## What needs to be done
Report all lines from the entries below in which "JSON" appears.

Component data from apps and pages
+++
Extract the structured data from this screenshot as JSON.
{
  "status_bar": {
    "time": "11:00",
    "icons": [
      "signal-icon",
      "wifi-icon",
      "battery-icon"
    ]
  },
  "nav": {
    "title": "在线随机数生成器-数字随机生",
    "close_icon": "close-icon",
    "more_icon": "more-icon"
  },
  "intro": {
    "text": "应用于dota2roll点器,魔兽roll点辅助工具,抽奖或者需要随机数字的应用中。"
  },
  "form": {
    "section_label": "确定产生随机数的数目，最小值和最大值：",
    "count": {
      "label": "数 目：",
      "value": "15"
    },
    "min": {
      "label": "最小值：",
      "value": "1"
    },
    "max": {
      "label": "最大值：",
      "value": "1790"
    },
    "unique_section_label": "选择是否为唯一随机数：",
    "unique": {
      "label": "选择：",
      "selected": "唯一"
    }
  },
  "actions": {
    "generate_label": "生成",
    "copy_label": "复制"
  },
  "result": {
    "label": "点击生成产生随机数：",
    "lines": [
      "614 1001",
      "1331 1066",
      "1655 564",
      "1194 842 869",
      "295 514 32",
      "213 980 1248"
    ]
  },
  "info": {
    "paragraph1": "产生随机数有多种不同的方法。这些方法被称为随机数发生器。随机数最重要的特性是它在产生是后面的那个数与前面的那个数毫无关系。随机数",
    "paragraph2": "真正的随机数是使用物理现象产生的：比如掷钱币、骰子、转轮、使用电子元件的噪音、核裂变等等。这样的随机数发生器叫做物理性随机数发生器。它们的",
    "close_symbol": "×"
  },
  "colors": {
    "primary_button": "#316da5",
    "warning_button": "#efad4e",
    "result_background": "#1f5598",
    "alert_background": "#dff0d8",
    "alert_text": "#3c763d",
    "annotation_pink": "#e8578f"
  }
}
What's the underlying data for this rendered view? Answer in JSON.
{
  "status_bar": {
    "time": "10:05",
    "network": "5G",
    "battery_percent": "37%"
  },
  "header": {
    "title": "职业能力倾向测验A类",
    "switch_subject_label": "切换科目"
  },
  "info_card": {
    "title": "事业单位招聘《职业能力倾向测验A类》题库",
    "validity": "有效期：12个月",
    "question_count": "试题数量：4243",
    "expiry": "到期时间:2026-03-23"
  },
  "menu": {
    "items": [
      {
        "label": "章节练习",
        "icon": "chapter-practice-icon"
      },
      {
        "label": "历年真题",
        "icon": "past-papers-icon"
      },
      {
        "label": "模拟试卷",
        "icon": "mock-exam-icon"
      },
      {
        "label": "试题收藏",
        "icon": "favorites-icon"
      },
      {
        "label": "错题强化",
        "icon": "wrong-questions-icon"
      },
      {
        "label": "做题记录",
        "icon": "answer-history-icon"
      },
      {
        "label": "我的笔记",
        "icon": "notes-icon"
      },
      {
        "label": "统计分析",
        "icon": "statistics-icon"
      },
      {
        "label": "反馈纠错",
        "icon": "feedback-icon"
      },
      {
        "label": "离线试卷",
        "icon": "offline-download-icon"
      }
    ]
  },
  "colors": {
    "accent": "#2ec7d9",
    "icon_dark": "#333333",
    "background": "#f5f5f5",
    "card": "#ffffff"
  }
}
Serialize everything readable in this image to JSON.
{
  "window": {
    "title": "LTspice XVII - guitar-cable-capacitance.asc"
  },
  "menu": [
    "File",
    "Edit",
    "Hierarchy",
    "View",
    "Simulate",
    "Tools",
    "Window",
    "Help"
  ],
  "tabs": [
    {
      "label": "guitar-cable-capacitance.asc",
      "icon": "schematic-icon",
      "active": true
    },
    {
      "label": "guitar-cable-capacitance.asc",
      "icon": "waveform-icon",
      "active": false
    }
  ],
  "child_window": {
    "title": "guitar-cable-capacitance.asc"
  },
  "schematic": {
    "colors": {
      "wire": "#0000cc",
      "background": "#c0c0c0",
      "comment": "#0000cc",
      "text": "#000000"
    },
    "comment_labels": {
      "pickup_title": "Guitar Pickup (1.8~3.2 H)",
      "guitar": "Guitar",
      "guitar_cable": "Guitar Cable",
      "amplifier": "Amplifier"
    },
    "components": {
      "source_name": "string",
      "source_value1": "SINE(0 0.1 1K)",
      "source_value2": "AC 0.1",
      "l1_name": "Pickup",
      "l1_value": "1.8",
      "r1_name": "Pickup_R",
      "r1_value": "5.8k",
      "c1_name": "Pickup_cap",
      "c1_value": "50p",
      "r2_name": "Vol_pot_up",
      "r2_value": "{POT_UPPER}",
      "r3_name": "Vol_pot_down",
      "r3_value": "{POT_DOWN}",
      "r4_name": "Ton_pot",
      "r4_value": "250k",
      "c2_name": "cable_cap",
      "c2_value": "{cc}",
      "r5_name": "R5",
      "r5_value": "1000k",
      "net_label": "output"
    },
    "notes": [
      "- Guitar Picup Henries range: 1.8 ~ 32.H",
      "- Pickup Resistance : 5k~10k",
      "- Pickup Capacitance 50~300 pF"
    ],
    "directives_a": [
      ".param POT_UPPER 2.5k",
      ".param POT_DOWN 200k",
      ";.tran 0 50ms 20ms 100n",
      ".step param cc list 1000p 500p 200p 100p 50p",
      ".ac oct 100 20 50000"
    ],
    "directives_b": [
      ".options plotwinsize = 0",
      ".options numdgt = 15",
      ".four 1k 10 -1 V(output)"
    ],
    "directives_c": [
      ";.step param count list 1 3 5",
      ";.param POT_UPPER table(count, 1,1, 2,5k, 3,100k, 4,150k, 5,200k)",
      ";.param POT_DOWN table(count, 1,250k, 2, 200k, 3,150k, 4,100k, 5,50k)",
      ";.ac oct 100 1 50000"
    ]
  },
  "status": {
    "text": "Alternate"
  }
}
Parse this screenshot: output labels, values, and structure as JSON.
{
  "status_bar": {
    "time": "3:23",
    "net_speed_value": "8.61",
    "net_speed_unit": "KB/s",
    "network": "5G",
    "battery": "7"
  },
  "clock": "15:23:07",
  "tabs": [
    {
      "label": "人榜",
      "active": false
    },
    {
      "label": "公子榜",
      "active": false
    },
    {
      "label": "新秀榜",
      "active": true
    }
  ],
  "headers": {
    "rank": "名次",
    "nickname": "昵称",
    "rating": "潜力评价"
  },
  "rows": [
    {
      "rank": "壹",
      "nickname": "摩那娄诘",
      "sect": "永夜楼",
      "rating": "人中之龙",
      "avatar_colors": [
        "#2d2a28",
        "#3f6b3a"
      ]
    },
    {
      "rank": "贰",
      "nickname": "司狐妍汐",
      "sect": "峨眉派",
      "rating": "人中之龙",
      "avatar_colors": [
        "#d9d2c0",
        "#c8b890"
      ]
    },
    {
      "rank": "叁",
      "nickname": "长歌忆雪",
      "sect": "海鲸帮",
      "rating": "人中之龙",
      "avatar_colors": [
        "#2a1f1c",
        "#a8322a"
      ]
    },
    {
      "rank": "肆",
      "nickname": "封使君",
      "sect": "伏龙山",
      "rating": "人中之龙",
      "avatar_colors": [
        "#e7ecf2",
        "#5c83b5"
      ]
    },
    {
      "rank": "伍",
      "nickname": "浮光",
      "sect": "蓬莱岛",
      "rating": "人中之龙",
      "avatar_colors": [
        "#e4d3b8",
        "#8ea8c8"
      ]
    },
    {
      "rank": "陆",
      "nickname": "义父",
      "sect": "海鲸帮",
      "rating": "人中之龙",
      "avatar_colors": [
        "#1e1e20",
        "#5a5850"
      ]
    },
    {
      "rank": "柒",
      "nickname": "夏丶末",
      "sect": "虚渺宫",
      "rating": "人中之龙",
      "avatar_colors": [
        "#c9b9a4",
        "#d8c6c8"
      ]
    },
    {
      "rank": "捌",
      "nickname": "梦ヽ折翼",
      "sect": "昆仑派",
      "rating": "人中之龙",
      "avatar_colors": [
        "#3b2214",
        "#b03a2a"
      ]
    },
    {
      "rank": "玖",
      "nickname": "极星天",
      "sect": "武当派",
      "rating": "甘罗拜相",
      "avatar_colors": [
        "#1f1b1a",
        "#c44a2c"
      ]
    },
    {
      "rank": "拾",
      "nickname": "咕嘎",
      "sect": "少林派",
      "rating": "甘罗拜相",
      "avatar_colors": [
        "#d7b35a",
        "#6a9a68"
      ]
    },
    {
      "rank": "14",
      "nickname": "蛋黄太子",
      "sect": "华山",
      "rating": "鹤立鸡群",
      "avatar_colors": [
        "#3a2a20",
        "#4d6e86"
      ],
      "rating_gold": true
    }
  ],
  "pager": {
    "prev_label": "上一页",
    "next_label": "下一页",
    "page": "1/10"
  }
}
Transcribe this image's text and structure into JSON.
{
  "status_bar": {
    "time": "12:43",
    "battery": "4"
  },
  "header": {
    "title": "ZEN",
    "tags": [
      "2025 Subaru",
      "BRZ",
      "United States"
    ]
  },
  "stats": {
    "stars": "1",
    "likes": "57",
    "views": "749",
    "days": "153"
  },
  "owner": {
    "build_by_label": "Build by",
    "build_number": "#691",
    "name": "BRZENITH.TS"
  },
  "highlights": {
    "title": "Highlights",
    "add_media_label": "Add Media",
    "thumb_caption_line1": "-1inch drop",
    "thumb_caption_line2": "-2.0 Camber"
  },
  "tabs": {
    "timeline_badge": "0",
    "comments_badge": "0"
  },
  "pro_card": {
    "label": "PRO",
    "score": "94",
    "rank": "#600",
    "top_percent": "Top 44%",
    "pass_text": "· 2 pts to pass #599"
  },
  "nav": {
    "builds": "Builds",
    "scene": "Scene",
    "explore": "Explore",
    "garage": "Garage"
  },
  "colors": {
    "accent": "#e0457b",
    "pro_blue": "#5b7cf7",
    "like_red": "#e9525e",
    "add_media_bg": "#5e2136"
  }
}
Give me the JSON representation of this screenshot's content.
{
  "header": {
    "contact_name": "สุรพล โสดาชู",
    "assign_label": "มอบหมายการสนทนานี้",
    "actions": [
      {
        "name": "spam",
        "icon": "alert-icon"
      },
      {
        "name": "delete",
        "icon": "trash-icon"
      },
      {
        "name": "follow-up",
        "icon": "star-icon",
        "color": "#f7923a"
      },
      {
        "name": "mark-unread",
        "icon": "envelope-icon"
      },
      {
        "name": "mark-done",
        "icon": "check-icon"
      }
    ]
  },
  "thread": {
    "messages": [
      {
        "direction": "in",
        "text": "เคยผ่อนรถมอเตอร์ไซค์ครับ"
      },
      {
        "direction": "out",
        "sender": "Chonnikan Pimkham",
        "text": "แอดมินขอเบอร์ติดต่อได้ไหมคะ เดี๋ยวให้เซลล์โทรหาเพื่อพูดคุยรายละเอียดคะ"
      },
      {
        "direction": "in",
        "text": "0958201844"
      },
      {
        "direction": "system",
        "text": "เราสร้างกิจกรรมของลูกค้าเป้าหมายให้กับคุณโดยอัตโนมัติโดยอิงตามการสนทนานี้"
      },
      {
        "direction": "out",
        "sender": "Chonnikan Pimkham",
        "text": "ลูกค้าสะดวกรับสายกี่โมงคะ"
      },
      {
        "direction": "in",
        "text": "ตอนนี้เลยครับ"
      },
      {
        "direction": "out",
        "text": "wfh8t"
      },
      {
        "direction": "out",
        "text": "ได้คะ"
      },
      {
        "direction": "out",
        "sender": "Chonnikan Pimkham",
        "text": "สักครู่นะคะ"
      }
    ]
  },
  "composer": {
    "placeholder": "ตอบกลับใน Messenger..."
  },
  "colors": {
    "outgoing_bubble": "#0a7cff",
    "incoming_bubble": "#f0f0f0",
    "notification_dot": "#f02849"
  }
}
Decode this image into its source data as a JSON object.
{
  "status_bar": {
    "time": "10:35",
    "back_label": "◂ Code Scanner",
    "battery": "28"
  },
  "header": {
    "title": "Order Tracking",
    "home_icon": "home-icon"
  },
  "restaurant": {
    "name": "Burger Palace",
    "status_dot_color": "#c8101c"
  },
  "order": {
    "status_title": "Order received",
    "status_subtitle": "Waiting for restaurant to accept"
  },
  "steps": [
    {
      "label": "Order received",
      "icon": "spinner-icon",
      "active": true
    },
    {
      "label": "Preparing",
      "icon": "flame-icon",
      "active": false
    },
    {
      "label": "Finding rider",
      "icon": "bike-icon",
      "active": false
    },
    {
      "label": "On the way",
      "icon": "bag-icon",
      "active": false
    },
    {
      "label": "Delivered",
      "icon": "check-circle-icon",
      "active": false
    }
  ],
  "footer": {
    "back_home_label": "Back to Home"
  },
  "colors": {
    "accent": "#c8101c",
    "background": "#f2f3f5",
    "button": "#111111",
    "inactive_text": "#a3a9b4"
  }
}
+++
## Solved problem
Extract the structured data from this screenshot as JSON.
What's the underlying data for this rendered view? Answer in JSON.
Serialize everything readable in this image to JSON.
Parse this screenshot: output labels, values, and structure as JSON.
Transcribe this image's text and structure into JSON.
Give me the JSON representation of this screenshot's content.
Decode this image into its source data as a JSON object.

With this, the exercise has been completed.